Q+A: Why is Japan's yen rising against the U.S. dollar?
NEW YORK (Reuters) - The yen surged to a record high against the U.S. dollar, which fell to 76.25 yen, as Asian trading began on Thursday in the wake of a powerful earthquake and tsunami that shook Northeast Japan.
The Japanese currency has jumped more than 8 percent versus the greenback over the last week.
Nomura Securities International Inc's global head of G10 FX strategy Jens Nordvig told Reuters there are several factors driving yen strength. One of them, he said, is global risk aversion that has prompted Japanese investors to hold back on their overseas buying of assets and keep their funds onshore.
Nordvig believes the yen has peaked against the dollar for now, as the threat of Japanese intervention to weaken a soaring yen loomed. But he expects the dollar to resume gains against the yen in the medium term, given an improving U.S. economic picture compared with Japan, which now has to grapple with rebuilding an economy shattered by last week's disaster.
Reuters: Why is the yen rising against the dollar despite the earthquake, the potential for a nuclear crisis, and the obvious damage to the Japanese economy?
Nordvig: "When you have risk aversion in Japan, the normal day-to-day outflows that happen in a normal market environment slow down. So the capital outflows just become less and that skews the flows picture, and therefore, you are seeing the yen strengthen.
"Japanese investors have a capital surplus that under normal circumstances they need to deploy abroad. In times of risk aversion, they will probably hold back in buying overseas assets."
Reuters: Are speculative flows also a big part of the strength in the yen?
Nordvig: "There will be systematic traders who have more of a trend-following approach that are likely to be long yen in some form. We have tracked what's going on at the Chicago Mercantile Exchange in the U.S. futures market. Data suggests that long yen positions have increased." (Long yen trades are bets that the currency will strengthen further).

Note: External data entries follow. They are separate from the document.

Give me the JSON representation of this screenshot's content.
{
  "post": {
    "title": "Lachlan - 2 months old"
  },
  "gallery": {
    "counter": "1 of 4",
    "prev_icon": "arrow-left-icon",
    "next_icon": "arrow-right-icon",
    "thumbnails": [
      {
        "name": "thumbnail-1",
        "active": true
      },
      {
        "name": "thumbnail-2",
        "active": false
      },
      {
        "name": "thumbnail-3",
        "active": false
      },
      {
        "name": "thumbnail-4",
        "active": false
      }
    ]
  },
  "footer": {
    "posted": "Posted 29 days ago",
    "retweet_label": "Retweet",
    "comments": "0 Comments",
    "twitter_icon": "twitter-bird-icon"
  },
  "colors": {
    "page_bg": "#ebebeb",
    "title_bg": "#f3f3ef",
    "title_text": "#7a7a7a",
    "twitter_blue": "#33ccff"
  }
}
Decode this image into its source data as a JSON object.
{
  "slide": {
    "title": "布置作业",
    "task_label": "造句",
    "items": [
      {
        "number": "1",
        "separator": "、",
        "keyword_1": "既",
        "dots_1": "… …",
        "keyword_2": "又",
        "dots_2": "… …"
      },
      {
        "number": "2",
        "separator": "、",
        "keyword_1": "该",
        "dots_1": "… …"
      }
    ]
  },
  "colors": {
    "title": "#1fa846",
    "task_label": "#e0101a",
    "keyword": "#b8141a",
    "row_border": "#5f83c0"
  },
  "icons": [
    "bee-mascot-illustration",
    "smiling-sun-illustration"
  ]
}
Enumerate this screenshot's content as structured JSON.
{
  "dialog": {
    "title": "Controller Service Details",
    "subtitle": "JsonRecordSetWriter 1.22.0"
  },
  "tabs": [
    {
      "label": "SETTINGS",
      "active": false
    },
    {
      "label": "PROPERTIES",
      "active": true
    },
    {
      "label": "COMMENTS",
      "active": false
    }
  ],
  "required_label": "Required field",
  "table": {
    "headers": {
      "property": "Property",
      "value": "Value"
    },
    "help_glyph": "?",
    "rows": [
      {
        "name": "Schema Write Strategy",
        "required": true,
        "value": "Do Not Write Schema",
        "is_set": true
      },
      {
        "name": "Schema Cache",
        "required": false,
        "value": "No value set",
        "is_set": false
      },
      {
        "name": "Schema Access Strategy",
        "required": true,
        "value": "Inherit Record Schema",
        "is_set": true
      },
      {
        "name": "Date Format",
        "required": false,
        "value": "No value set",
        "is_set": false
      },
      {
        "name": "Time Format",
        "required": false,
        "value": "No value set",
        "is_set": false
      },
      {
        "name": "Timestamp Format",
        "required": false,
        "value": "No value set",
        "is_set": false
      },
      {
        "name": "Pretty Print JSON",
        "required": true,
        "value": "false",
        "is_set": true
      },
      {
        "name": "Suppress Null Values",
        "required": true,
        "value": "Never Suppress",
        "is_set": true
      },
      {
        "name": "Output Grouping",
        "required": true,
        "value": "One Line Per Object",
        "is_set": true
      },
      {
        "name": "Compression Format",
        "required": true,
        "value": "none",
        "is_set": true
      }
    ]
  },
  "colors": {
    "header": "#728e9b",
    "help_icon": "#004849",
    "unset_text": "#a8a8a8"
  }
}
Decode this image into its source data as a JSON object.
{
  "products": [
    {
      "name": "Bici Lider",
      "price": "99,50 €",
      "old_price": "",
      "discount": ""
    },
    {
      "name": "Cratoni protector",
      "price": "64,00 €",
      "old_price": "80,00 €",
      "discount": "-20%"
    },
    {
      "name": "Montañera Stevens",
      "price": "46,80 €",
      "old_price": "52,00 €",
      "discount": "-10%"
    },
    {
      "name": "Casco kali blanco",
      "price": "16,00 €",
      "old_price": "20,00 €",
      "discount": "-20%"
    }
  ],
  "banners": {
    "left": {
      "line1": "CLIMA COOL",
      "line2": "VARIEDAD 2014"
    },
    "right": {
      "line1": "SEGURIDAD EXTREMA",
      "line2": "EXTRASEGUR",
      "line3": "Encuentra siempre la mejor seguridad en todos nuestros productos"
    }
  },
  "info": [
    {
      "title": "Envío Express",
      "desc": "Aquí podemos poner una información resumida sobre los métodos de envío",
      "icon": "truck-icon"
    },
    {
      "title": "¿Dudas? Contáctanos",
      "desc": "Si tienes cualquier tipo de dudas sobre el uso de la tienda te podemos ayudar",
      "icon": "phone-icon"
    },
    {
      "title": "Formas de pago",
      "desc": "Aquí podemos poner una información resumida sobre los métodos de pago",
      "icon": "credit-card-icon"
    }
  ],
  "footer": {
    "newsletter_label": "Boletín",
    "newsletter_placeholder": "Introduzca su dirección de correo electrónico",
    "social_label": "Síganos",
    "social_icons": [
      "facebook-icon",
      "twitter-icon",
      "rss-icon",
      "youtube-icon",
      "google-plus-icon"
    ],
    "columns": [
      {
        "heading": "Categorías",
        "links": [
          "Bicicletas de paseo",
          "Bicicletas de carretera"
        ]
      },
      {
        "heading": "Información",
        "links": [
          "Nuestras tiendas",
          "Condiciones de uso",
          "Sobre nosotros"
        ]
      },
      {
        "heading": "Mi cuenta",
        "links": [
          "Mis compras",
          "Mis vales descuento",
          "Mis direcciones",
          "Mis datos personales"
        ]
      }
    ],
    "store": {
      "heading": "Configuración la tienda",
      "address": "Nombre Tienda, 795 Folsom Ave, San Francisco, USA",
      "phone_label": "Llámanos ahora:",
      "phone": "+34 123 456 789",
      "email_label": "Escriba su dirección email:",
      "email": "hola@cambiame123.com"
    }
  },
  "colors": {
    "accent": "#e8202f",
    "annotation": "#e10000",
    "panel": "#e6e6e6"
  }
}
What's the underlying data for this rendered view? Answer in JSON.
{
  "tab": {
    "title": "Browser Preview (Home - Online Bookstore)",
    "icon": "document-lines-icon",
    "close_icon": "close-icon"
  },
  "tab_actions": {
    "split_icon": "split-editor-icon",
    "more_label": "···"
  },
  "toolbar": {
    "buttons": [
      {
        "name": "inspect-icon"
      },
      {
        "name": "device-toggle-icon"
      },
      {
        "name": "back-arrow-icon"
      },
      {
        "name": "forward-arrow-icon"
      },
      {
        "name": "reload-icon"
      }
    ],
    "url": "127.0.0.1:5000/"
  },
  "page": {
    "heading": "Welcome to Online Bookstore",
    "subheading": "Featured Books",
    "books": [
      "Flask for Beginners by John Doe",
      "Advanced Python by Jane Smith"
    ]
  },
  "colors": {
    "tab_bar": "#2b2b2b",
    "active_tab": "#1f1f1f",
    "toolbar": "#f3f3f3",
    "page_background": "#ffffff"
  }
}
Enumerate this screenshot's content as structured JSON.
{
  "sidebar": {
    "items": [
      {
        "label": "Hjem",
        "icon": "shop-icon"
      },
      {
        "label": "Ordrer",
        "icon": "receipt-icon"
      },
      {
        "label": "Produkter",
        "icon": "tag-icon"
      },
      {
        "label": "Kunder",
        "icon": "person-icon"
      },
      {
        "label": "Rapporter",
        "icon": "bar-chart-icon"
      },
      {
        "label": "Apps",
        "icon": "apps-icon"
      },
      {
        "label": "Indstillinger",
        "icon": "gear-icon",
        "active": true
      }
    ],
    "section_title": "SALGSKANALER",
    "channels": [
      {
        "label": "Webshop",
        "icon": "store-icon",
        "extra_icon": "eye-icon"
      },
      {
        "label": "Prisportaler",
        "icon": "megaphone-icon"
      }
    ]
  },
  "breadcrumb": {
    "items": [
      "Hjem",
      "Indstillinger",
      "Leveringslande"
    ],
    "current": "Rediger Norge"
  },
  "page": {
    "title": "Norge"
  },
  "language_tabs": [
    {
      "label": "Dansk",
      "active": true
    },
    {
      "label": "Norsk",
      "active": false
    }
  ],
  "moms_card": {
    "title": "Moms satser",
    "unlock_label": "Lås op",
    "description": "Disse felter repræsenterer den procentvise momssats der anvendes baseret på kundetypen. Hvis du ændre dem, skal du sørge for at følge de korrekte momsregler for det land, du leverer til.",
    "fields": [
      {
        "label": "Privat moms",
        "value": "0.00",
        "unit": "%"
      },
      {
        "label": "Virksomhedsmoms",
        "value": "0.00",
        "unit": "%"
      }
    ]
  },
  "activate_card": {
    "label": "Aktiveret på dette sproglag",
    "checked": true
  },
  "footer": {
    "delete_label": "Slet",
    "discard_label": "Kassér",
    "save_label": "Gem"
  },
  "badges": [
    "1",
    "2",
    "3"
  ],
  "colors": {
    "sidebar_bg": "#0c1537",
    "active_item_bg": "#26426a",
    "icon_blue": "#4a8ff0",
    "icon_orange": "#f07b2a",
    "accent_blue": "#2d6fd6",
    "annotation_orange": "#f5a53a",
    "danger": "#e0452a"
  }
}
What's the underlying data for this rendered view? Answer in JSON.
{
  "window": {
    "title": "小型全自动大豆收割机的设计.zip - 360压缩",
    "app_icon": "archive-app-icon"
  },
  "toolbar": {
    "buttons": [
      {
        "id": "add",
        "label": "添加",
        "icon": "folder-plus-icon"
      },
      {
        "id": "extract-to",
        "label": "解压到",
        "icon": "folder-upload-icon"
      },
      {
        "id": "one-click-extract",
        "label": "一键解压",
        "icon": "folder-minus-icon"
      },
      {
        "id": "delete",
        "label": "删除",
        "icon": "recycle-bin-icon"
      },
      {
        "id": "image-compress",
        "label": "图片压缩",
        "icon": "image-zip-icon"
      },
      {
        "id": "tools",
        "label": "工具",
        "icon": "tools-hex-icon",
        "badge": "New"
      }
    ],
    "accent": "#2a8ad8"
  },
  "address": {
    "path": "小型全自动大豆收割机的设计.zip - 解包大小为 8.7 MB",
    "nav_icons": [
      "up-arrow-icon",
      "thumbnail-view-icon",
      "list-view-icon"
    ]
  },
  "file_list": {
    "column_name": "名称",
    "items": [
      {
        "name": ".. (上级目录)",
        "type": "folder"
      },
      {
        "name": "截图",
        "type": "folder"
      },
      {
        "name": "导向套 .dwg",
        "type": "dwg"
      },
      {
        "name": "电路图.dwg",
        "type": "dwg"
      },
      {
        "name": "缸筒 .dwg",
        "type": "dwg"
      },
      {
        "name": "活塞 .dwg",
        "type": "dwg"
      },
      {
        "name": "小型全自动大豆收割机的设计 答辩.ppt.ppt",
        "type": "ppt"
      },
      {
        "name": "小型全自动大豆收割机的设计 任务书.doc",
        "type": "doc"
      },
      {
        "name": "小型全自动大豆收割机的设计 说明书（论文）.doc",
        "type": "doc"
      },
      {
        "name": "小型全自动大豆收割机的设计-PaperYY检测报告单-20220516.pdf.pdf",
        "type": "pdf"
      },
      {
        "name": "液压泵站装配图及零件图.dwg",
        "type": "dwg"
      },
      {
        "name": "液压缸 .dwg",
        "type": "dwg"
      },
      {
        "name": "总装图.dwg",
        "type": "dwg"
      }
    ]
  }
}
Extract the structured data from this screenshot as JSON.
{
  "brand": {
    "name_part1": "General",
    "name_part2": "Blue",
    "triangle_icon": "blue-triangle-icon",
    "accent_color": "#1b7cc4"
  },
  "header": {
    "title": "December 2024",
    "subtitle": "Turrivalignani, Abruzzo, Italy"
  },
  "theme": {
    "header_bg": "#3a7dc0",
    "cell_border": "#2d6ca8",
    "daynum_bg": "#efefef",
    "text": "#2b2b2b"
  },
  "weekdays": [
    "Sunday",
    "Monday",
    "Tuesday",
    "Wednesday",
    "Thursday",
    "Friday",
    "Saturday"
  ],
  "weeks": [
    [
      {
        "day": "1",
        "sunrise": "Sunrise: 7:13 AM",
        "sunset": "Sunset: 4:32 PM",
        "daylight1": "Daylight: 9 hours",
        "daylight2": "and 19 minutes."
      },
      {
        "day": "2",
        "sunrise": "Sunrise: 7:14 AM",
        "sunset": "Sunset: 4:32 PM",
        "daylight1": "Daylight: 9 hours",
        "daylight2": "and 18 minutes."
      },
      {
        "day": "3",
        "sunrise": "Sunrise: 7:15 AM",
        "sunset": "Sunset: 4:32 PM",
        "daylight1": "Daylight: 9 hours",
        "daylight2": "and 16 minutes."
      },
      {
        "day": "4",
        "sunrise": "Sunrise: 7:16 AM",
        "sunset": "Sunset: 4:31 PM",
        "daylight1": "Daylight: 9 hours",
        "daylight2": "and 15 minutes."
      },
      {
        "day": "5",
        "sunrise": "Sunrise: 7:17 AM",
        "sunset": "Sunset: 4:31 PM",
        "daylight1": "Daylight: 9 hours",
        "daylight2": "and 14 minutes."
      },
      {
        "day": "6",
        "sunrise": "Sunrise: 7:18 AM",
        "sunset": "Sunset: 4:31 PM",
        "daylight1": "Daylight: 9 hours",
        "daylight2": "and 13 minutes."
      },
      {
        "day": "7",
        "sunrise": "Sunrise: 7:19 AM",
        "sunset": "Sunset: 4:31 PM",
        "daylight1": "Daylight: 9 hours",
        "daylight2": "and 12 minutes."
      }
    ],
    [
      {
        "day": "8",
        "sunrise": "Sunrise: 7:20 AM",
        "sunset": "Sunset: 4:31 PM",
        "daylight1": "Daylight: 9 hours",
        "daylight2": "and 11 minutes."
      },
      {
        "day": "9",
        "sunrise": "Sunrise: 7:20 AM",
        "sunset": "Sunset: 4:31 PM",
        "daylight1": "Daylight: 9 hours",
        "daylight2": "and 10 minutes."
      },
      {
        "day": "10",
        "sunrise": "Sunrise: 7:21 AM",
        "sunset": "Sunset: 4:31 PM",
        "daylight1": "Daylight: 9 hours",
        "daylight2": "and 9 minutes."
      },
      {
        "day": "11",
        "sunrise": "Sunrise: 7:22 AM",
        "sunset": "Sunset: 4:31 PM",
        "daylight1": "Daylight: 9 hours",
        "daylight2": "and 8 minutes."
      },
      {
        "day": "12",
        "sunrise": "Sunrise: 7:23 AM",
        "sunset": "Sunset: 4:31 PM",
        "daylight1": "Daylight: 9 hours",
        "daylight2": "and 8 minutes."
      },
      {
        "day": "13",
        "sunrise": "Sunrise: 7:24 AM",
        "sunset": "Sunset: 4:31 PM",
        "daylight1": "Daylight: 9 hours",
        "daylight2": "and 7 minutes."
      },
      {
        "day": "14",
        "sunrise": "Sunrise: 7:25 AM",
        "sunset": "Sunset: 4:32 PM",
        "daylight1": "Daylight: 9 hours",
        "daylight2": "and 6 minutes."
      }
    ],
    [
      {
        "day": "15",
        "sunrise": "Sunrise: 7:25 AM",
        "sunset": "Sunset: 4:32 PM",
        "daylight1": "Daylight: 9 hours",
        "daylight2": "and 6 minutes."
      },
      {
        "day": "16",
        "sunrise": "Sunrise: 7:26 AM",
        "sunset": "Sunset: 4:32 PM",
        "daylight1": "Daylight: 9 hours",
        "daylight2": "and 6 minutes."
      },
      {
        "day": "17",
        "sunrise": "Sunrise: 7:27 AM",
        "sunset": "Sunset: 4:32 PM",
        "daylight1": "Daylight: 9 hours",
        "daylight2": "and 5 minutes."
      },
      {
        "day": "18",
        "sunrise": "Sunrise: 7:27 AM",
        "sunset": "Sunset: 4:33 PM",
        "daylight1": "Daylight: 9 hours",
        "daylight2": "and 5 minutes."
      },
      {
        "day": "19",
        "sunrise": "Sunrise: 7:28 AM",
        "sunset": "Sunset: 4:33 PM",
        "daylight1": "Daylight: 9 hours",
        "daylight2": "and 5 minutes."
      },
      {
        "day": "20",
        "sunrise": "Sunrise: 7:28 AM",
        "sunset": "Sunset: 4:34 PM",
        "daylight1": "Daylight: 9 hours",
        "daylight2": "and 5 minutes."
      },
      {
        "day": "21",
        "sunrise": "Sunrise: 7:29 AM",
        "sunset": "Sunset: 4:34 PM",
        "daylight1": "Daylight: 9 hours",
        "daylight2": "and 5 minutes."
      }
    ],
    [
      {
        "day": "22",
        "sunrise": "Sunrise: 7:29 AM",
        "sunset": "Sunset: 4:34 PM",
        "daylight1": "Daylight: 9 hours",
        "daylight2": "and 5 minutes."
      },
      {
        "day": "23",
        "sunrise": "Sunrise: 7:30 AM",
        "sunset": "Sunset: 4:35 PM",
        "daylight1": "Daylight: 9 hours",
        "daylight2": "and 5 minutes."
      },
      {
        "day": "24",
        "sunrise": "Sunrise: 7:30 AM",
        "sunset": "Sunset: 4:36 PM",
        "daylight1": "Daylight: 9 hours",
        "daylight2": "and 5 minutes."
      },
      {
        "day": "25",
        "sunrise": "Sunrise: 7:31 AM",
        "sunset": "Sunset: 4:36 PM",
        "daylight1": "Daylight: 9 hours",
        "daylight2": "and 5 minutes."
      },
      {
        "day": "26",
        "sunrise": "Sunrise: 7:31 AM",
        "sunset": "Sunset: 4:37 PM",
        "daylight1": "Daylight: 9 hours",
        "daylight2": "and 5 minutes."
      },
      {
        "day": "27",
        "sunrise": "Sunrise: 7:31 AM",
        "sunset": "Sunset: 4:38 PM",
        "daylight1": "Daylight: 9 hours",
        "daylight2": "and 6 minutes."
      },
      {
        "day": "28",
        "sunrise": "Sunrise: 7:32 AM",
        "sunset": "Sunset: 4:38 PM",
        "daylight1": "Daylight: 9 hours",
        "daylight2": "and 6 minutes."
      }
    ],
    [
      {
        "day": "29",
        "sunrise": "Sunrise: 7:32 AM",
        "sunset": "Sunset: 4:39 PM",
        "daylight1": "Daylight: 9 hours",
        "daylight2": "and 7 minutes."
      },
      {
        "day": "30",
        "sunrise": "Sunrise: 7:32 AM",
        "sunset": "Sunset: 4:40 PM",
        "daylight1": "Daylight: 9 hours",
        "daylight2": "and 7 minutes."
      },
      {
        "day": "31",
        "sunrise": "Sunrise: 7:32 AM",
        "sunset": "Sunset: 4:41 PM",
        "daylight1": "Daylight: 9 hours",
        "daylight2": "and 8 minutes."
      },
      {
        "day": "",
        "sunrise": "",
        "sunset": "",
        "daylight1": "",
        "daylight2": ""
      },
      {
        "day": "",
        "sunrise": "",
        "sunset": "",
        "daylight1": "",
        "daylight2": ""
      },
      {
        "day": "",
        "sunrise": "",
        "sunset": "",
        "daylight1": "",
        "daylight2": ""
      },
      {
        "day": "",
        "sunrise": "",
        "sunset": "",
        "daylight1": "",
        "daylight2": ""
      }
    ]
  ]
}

Reuters: Part of the rise in the yen is being attributed to expectations of repatriation flows from Japanese insurers who may sell their foreign assets to contribute to Japan's reconstruction efforts. Are you seeing these repatriation flows?
Nordvig: "Our sense is clearly repatriation is something that has not happened yet. We are not forecasting large-scale repatriations. On the insurance flows, you can calculate the insured amount and how much the government is on the hook for in terms of reinsurance."
Reuters: Do you think insurance flows into the yen would be substantial? Is this enough to boost the yen?
Nordvig: "In a scenario where insured damages amount to $20 billion, the Japanese government is liable for $10 billion, leaving the private sector with another $10 billion. And most of that will be borne by domestic insurers drawing down on yen-based assets. Some of them will be drawn by global reinsurers.
"In any case, a portion of $10 billion at any given time, is not expected to have a dramatic impact on the yen."
Reuters: Where do you see dollar/yen going forward?
Nordvig: "We have a G7 meeting happening in a few hours. And I think the conditions are really in place for intervention now."
"We had a large move since the earthquake hit and in my perspective, the moves have been disorderly. Those are the conditions that you typically would want to stabilize the market in some form. Importantly, given the circumstances in Japan, I don't think there would be foreign opposition to intervention. G7 partners are going to be understanding."
Reuters: At what level do you think Japan will intervene in the market to prop up the dollar versus the yen?
Nordvig: "It would depend on the level of dollar/yen. I would think, that anything under 78 yen would probably trigger intervention immediately."
Reuters; Would it be a unilateral intervention?
Nordvig: "There are three forms of intervention. There is unilateral and coordinated. And then there is something" else.
"We could see an endorsed intervention. You may not see the European Central Bank or the Federal Reserve participate in the intervention, but you could see the G7 endorse the Japanese authorities' move in the FX market. That could help the effectiveness of the move."
Reuters: Do you think the intervention, if it happens, will be effective?
Nordvig: "The last time around, the Japanese intervention produced a 3 percent move in dollar/yen. It could potentially be a bigger move. The only thing is that a lot of Japanese exporters were knocked out of their hedges in their panic move yesterday. They were knocked out of option hedges and they may have a significant need to re-hedge and would look for levels above 80 to get that done. But overall, intervention would be quite effective in stabilizing dollar/yen for the next couple of weeks."
Reuters: Do you now see the dollar falling against the yen in the medium term?
Nordvig: "We haven't changed our forecast on dollar/yen. Our medium-term target is 85 and it might have time to get there. But the overall direction in the medium term is for the dollar to rise."
"Overall, I think we have seen the low in dollar/yen at 76.25 yen."
(Editing by Jan Paschal)